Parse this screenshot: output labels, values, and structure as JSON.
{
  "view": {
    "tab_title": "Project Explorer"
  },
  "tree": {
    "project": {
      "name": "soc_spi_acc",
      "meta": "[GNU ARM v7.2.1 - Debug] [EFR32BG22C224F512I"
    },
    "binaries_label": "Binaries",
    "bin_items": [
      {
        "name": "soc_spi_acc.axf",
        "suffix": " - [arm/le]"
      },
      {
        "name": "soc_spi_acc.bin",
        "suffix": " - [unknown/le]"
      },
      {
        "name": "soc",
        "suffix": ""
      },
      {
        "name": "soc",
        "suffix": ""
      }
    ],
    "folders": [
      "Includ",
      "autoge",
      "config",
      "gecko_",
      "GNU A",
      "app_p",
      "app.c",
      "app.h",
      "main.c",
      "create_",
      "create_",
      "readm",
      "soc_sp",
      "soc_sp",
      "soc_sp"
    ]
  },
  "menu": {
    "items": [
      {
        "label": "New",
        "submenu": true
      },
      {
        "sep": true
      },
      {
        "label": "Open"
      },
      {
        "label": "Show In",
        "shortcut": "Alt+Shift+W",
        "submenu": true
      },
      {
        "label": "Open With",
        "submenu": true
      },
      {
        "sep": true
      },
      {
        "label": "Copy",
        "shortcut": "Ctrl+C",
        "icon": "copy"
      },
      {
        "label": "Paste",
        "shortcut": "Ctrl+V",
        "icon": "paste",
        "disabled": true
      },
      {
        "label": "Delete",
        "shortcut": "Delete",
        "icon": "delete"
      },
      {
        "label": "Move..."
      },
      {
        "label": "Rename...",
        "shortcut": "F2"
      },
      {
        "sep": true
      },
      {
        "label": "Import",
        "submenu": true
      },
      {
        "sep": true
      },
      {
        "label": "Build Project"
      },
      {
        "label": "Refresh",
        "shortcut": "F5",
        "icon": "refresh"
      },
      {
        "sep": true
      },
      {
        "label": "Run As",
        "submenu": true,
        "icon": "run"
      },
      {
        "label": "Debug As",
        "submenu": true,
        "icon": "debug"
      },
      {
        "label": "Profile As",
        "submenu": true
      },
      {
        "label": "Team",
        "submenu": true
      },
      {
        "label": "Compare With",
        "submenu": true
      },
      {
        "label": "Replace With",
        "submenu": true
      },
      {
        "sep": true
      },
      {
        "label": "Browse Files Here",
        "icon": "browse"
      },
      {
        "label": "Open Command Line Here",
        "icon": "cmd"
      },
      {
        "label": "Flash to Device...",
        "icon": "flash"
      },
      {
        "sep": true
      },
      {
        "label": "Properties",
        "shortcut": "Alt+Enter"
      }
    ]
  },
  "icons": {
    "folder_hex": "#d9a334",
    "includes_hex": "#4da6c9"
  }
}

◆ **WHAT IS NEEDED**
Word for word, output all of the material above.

◆ **OUTPUT FOR THIS TASK**
Parse this screenshot: output labels, values, and structure as JSON.
{
  "view": {
    "tab_title": "Project Explorer"
  },
  "tree": {
    "project": {
      "name": "soc_spi_acc",
      "meta": "[GNU ARM v7.2.1 - Debug] [EFR32BG22C224F512I"
    },
    "binaries_label": "Binaries",
    "bin_items": [
      {
        "name": "soc_spi_acc.axf",
        "suffix": " - [arm/le]"
      },
      {
        "name": "soc_spi_acc.bin",
        "suffix": " - [unknown/le]"
      },
      {
        "name": "soc",
        "suffix": ""
      },
      {
        "name": "soc",
        "suffix": ""
      }
    ],
    "folders": [
      "Includ",
      "autoge",
      "config",
      "gecko_",
      "GNU A",
      "app_p",
      "app.c",
      "app.h",
      "main.c",
      "create_",
      "create_",
      "readm",
      "soc_sp",
      "soc_sp",
      "soc_sp"
    ]
  },
  "menu": {
    "items": [
      {
        "label": "New",
        "submenu": true
      },
      {
        "sep": true
      },
      {
        "label": "Open"
      },
      {
        "label": "Show In",
        "shortcut": "Alt+Shift+W",
        "submenu": true
      },
      {
        "label": "Open With",
        "submenu": true
      },
      {
        "sep": true
      },
      {
        "label": "Copy",
        "shortcut": "Ctrl+C",
        "icon": "copy"
      },
      {
        "label": "Paste",
        "shortcut": "Ctrl+V",
        "icon": "paste",
        "disabled": true
      },
      {
        "label": "Delete",
        "shortcut": "Delete",
        "icon": "delete"
      },
      {
        "label": "Move..."
      },
      {
        "label": "Rename...",
        "shortcut": "F2"
      },
      {
        "sep": true
      },
      {
        "label": "Import",
        "submenu": true
      },
      {
        "sep": true
      },
      {
        "label": "Build Project"
      },
      {
        "label": "Refresh",
        "shortcut": "F5",
        "icon": "refresh"
      },
      {
        "sep": true
      },
      {
        "label": "Run As",
        "submenu": true,
        "icon": "run"
      },
      {
        "label": "Debug As",
        "submenu": true,
        "icon": "debug"
      },
      {
        "label": "Profile As",
        "submenu": true
      },
      {
        "label": "Team",
        "submenu": true
      },
      {
        "label": "Compare With",
        "submenu": true
      },
      {
        "label": "Replace With",
        "submenu": true
      },
      {
        "sep": true
      },
      {
        "label": "Browse Files Here",
        "icon": "browse"
      },
      {
        "label": "Open Command Line Here",
        "icon": "cmd"
      },
      {
        "label": "Flash to Device...",
        "icon": "flash"
      },
      {
        "sep": true
      },
      {
        "label": "Properties",
        "shortcut": "Alt+Enter"
      }
    ]
  },
  "icons": {
    "folder_hex": "#d9a334",
    "includes_hex": "#4da6c9"
  }
}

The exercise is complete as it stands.